Jamie Walker didn’t mean to become an activist, but now that she’s gotten a taste of what an informed and involved citizen can do, she isn’t ready to stop. Her persistence and willingness to stay in the fight, even after her local school district brought legal action against her in the Court of Common Pleas, led to her uncover how the local and state teachers’ unions played a role in keeping schools in her district closed, against the advice of the local public health director.
Jamie was once a teacher, and she comes from a family of teachers, so when schools shut down in the early days of the COVID-19 pandemic, she knew firsthand the effects this could have on kids. She worried not just for her own children but for others as well.
“I know how important it is for kids to go to school. The routine, going to school every day—I just felt like we needed to get kids back to school as quickly as possible,” she said.
As the year unfolded and children in her school district were kept out of schools completely, then later allowed back only part time, Jamie and a group of other parents decided to fight back.
In the early days of the pandemic, most parents, including Jamie, could see the logic behind shifting to online learning, but by June, Dr. David Damsker, the local public health director in Bucks County (where Jamie lives), could see the virus was not as dangerous for children as it was for older adults, so he recommended that schools open for in-person learning in the fall.
John Kopicki, then the superintendent of the Central Bucks School District, at first agreed, and said schools would reopen in the fall. But then he backtracked—first by saying schools would be hybrid in the fall, and then deciding to keep schools closed completely until November. Parents scrambled to figure out how to make online schooling work.
Jamie had already connected with other parents in a Facebook group called ReOpen Bucks over an effort to get area playgrounds to reopen, so when it became clear that schools wouldn’t open in the fall, they shifted their efforts to putting pressure on the local school board and school district to open the schools—and they wanted to know who was behind the school closures.
“We all knew the union was involved. We just knew it,” said Jamie. “We just couldn’t prove it.”
In September, Jamie, backed by the other parents, filed a Right to Know request with her school district, asking for emails between school officials on reopening plans.
At first, the district stalled and asked for a 30-day extension. Then, after the end of the extension period, they ignored her emails and phone calls.
“At this point, we’re saying, ‘What do we do now?’ We’ve never done this before,” she said.
One of the other parents knew a woman, Dianemarie Haring, who had fought her school district for information and won, and she helped Jamie formulate a statement to the school board, which she presented at a meeting in November.
The next day the documents started coming.
But the information the district sent her seemed incomplete, so with Dianemarie’s help, Jamie filed an appeal, which she won. But then the district took her to the Court of Common Pleas in an effort to keep three emails from her. Jamie and her friends in the parents’ group crowd-funded the money to pay an attorney to fight the district in court.

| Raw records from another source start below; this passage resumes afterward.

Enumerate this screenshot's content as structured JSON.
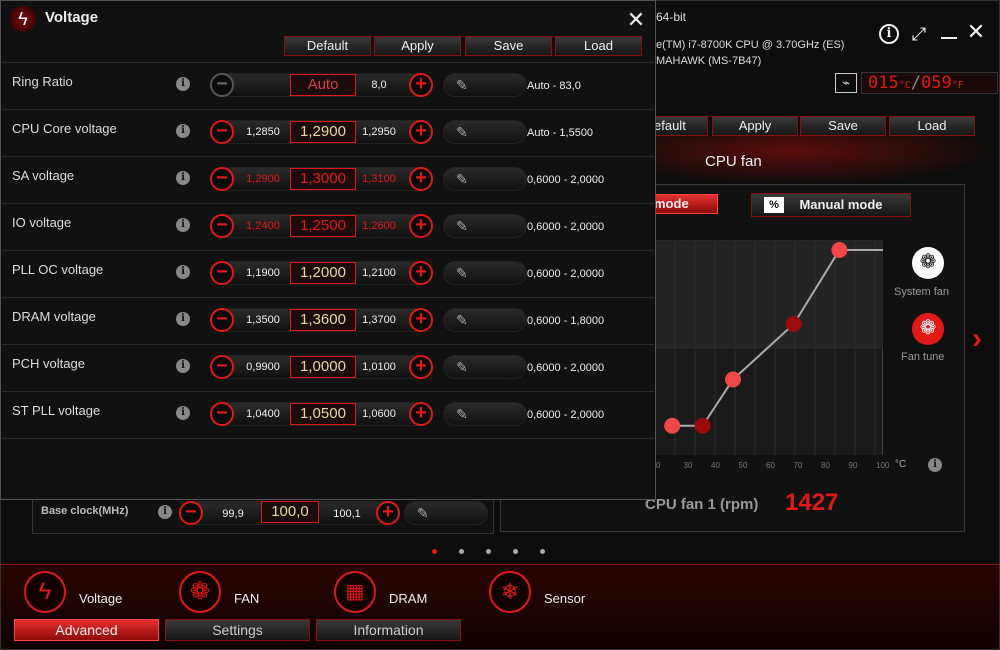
{
  "bg": {
    "os": "64-bit",
    "cpu": "e(TM) i7-8700K CPU @ 3.70GHz (ES)",
    "board": "MAHAWK (MS-7B47)",
    "temp_c": "015",
    "temp_c_unit": "°C",
    "temp_f": "059",
    "temp_f_unit": "°F",
    "buttons": [
      "efault",
      "Apply",
      "Save",
      "Load"
    ],
    "fan_title": "CPU fan",
    "mode_left": "mode",
    "mode_right_icon": "%",
    "mode_right": "Manual mode",
    "system_fan": "System fan",
    "fan_tune": "Fan tune",
    "degree_unit": "°C",
    "x_ticks": [
      "0",
      "30",
      "40",
      "50",
      "60",
      "70",
      "80",
      "90",
      "100"
    ],
    "rpm_label": "CPU fan 1 (rpm)",
    "rpm_value": "1427",
    "base_clock": {
      "label": "Base clock(MHz)",
      "low": "99,9",
      "value": "100,0",
      "high": "100,1"
    }
  },
  "fan_curve": [
    {
      "temp": 30,
      "pct": 5
    },
    {
      "temp": 40,
      "pct": 5
    },
    {
      "temp": 50,
      "pct": 30
    },
    {
      "temp": 70,
      "pct": 60
    },
    {
      "temp": 85,
      "pct": 100
    },
    {
      "temp": 100,
      "pct": 100
    }
  ],
  "voltage": {
    "title": "Voltage",
    "buttons": [
      "Default",
      "Apply",
      "Save",
      "Load"
    ],
    "rows": [
      {
        "label": "Ring Ratio",
        "low": "",
        "value": "Auto",
        "high": "8,0",
        "range": "Auto - 83,0",
        "warn": false
      },
      {
        "label": "CPU Core voltage",
        "low": "1,2850",
        "value": "1,2900",
        "high": "1,2950",
        "range": "Auto - 1,5500",
        "warn": false
      },
      {
        "label": "SA voltage",
        "low": "1,2900",
        "value": "1,3000",
        "high": "1,3100",
        "range": "0,6000 - 2,0000",
        "warn": true
      },
      {
        "label": "IO voltage",
        "low": "1,2400",
        "value": "1,2500",
        "high": "1,2600",
        "range": "0,6000 - 2,0000",
        "warn": true
      },
      {
        "label": "PLL OC voltage",
        "low": "1,1900",
        "value": "1,2000",
        "high": "1,2100",
        "range": "0,6000 - 2,0000",
        "warn": false
      },
      {
        "label": "DRAM voltage",
        "low": "1,3500",
        "value": "1,3600",
        "high": "1,3700",
        "range": "0,6000 - 1,8000",
        "warn": false
      },
      {
        "label": "PCH voltage",
        "low": "0,9900",
        "value": "1,0000",
        "high": "1,0100",
        "range": "0,6000 - 2,0000",
        "warn": false
      },
      {
        "label": "ST PLL voltage",
        "low": "1,0400",
        "value": "1,0500",
        "high": "1,0600",
        "range": "0,6000 - 2,0000",
        "warn": false
      }
    ]
  },
  "nav": {
    "items": [
      "Voltage",
      "FAN",
      "DRAM",
      "Sensor"
    ],
    "tabs": [
      "Advanced",
      "Settings",
      "Information"
    ],
    "active_tab": 0
  }
}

“The district took me to court with my tax money,” she said. “I basically sued myself, except I had to hire my own lawyer.”
As more information came out, thanks in part to an op-ed written by Jamie that appeared in Broad and Liberty, the dominoes kept falling. Dr. Damsker was finally invited to a school board meeting. Jamie won the right to see the three emails, which gave more insight into Kopicki’s role in keeping schools closed. He then resigned, and the district gave Jamie her right to know fees back.
Jamie is also involved in work to counter the political power of the Pennsylvania State Education Association (PSEA) in local school board elections.
“The trust is gone,” she said. “When you have powerful special interests like unions endorsing school board candidates, it leads to questionable—and sometimes unethical—decision-making.”
Jamie is still getting more documents from the district, months after she filed her first request. And she’s still fighting to make school normal for kids again. One of her latest battles is to get schools in her district to let kids eat lunch—students are only given 10 minutes to eat a snack during the day.
“It’s time to get back to normal,” she said.